The glazes used for earthenware normally contain bright colors and have a high sheen. However, these colors only survive at relatively low temperatures.
Stoneware glazes have more dull and natural colors because they can resist higher temperatures.
Which clay to choose?
Which clay you want to use depends a lot on your personal preference, your goal, and the clays themselves.
There is a pretty wide variety among both stoneware clays and earthenware clays. And the ratio between the components that make up the clay has a big impact on how easy it is to handle.
Roughly speaking you can use the clay for throwing on a wheel, hand building, and slip casting. And you want to choose your clay accordingly.
For example, for hand building you want a pretty solid and strong clay, so terracotta earthenware would be great. But white earthenware clay would be a bad choice because it’s very smooth and easily collapses.
On the flip side, for throwing on a wheel you want a clay that feels smooth, so stoneware clay with fine grog would be a good option, whereas stoneware clay with very rough grog would be a bad option.
As you can see, you can’t simply say earthenware clay is better for hand building and stoneware clay is better for using on a pottery wheel.
You’ll either have to experiment by yourself with different clays, or ask any local potters what their experiences are.
Which is better: stoneware or earthenware?

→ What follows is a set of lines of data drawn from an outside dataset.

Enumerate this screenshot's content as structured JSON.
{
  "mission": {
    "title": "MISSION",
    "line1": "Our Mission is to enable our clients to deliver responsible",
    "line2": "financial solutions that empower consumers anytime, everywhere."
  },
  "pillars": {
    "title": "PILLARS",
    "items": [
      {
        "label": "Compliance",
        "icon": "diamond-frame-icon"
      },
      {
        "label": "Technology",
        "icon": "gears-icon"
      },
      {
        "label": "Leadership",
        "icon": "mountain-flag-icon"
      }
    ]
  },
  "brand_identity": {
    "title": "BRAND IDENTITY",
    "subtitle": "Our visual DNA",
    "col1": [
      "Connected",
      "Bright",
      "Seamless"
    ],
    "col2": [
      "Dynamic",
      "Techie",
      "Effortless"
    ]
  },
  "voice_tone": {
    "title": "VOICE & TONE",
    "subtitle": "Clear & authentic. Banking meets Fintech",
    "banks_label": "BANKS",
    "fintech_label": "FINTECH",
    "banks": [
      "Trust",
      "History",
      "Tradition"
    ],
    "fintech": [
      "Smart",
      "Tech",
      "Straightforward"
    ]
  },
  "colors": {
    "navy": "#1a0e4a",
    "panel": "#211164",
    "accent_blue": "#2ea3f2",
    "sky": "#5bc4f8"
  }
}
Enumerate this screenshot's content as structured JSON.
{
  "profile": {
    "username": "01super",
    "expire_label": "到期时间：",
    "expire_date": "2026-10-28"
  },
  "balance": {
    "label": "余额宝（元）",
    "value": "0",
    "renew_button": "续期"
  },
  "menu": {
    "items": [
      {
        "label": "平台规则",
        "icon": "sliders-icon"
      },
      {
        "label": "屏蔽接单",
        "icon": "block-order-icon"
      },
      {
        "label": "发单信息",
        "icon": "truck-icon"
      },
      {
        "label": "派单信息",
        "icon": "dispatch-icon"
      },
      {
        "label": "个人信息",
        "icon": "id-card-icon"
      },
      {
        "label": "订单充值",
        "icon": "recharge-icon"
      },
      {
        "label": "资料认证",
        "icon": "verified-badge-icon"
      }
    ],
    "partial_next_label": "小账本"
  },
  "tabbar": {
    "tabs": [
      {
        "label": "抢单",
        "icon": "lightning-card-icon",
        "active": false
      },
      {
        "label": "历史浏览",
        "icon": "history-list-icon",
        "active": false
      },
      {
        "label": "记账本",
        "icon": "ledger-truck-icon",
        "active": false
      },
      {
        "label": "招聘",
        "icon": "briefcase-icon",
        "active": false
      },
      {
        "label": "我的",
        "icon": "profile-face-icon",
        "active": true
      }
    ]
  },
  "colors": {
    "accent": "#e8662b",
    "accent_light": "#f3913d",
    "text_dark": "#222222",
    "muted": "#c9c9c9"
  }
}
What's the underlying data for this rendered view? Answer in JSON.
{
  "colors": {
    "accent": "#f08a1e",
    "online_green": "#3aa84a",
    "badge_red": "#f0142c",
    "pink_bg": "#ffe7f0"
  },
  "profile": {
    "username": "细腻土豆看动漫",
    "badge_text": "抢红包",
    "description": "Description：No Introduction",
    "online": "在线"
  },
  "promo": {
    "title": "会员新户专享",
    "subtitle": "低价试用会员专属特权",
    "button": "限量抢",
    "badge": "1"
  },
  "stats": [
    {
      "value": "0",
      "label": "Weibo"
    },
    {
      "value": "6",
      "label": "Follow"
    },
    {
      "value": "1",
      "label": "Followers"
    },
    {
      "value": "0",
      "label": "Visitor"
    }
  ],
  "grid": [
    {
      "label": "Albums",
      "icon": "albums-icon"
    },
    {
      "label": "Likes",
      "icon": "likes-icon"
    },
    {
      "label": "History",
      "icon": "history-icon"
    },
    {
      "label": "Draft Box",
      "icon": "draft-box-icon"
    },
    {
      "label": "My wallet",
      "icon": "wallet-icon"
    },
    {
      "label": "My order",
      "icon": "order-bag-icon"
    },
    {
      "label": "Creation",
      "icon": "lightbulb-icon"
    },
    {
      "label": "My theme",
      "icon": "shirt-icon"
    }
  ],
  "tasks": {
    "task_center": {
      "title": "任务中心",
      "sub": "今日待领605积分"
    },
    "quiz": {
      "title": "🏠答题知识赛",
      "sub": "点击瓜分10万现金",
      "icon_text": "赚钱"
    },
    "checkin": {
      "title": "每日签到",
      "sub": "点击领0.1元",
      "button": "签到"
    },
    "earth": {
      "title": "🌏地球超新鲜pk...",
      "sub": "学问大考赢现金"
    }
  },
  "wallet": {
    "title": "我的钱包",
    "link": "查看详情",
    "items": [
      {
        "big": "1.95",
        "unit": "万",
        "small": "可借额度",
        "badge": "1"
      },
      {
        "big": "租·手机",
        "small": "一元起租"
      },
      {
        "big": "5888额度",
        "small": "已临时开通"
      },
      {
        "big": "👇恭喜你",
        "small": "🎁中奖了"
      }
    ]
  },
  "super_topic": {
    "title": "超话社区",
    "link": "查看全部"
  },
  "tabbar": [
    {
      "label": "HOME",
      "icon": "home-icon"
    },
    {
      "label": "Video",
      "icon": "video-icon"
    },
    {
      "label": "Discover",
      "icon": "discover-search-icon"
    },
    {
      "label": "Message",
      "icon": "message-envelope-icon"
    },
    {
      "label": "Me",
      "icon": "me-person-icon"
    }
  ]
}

Now that we have gone over all the differences between stoneware and earthenware, I hope it helped you make a decision on which one to use.
Earthenware is slightly cheaper and requires lower firing temperatures, but needs to be glazed before it can be used. Stoneware is more durable due to the lower porosity and only needs to be fired once.
That being said, not every stoneware or earthenware clay is the same. So it’s difficult to say which one is easier to use.
What about porcelain?!
That’s right! Besides stoneware and earthenware, porcelain is also a very common type of ceramics that you can choose to work with.
For a good overview of the differences, read our article on the differences between stoneware and porcelain.